CEU Summer University goes online in 2021

In response to the pandemic and the continuing potential health risks, CEU Summer University has decided to offer its courses online to keep faculty and participants safe. Course organizers will be adapting their courses to the online format using all available opportunities to keep them lively and interactive and will make sure to create space for networking between peers and faculty. Short, live faculty presentations and pre-recorded lectures will alternate leading in both facilitated and independent small group discussions in breakout rooms, followed up by plenary sessions, one-on-one consultations with faculty, individual or group assignments and presentations, digital fieldwork, and more.

Please see the details of our course in Cognitive Science and Philosophy.

Cognitive science, Developmental psychology, Linguistics, Neuroscience, Philosophy

Course date

12 July 17 July, 2021
Extended application deadline
22 March, 2021
Course Director(s):

Charlotte Grosse Wiesmann

Max Planck Institute for Human Cognitive and Brain Sciences, Leipzig, Germany

Dora Kampis

Department of Psychology, University of Copenhagen, Denmark
Course Faculty:

Radoslaw Martin Cichy

Education and Psychology, Freie  Universität Berlin, Germany

Gergely Csibra

Department of Cognitive Science, Central European University, Budapest, Hungary

Teodora Gliga

School of Psychology, University of East Anglia, UK

Stefanie Hoehl

Faculty of Psychology, University of Vienna, Austria

Melissa Kibbe

Department of Psychological & Brain Sciences, Boston University, USA

Ágnes Kovács

Department of Cognitive Science, Central European University, Budapest, Hungary

Anna Papafragou

Department of Linguistics, University of Pennsylvania, USA

Josef Perner

University of Salzburg, Psychology, Salzburg, Austria

Brent Strickland

Department of Cognitive Studies, École Normale Supérieure, Paris, France
How does the developing mind come to represent the world? Young infants have been proposed to use similar sources of information than adults in their object-based attention. From the development of memory over executive function, number cognition, and action understanding to Theory of Mind, studies have assumed that infants have a stable representation of objects, which they enumerate and track according to the perceptual input and maintain despite occlusion.
On the other hand, a number of limitations of early object cognition exist. These limitations, differences between earlier and later abilities, and contextual influences on the representation of objects are highly informative for the characterization of the cognitive mechanisms involved. A focus of the summer school will be how object representations may be influenced by context, such as language or social interactions.
How the continuous perceptual environment is parsed into units also has an impact on how objects are represented and remembered. The summer school will explore how infants perceive and parse the temporal structure of their environment, what role language may play in this, and how this influences their object representation.
The last decade has seen an immense advancement of methodologies in neuroscience, contributing to a better understanding of how mental representations map onto brain function in the adult brain. Very recently, researchers have started to apply these methods to infants, yielding promising avenues for understanding the neural signatures of infants’ object representation, the influences of context, and the developmental trajectories of object cognition.
The summer school aims to discuss the interaction between different factors contributing to object perception and memory, from theoretical and empirical perspectives. The course will bring together different fields of research with the ultimate goal to advance the understanding of how infants form representations of their environment, and how these representations develop throughout childhood.

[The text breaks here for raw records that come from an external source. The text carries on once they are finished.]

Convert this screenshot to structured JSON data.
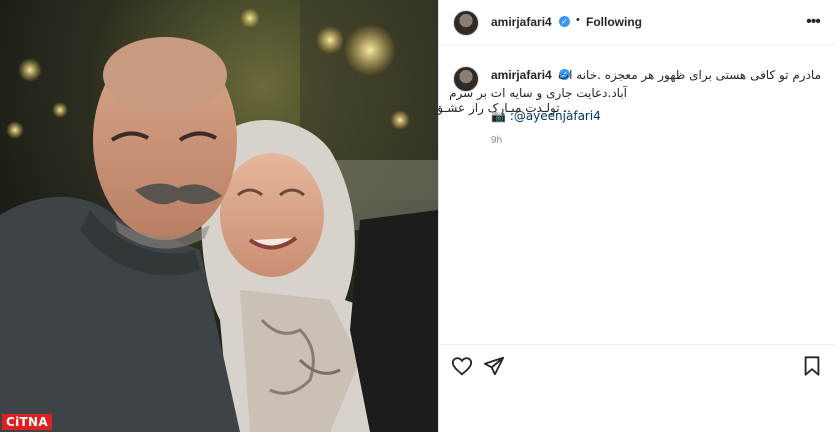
{
  "post": {
    "username": "amirjafari4",
    "separator": "•",
    "follow_status": "Following",
    "more_icon": "more-horizontal-icon",
    "caption": {
      "line1": "مادرم تو کافی هستی برای ظهور هر معجزه .خانه ات",
      "line2": "آباد.دعایت جاری و سایه ات بر سرم",
      "line3": "..  تولـدت مبـارک راز عشـق",
      "camera_icon": "camera-icon",
      "mention": ":@ayeenjafari4"
    },
    "time_ago": "9h"
  },
  "actions": {
    "like": "heart-icon",
    "share": "paper-plane-icon",
    "save": "bookmark-icon"
  },
  "watermark": "CiTNA"
}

Key topics:

Topic 1: Development of object representation - Faculty: Melissa Kibbe, Gergely Csibra
Topic 2: The influence of language on object and event representations - Faculty: Teodora Gliga, Anna Papafragou
Topic 3: The effect of social context on object representation - Faculty: Ágnes Kovács, Stefanie Hoehl
Topic 4: Neural object representations - Faculty: Stefanie Hoehl, Radoslaw Martin Cichy
Topic 5: Theories of mental representations - Faculty: Josef Perner, Brent Strickland

Session titles:

Radoslaw Martin Cichy: Object representations in the infant brain
Gergely Csibra: Tracking objects and tracking symbols
Teodora Gliga: Learning object representations with language
Stefanie Hoehl: Object categories and social attention in the infant brain
Melissa Kibbe: On the format and flexibility of object representations
Ágnes Kovács: TBA
Anna Papafragou: Language and Event Representation
Josef Perner: Mental files: from object to perspective.
Brent Strickland: From object perception to object cognition: Philosophical and empirical perspectives
Details in the course schedule may be subject to change due to online format.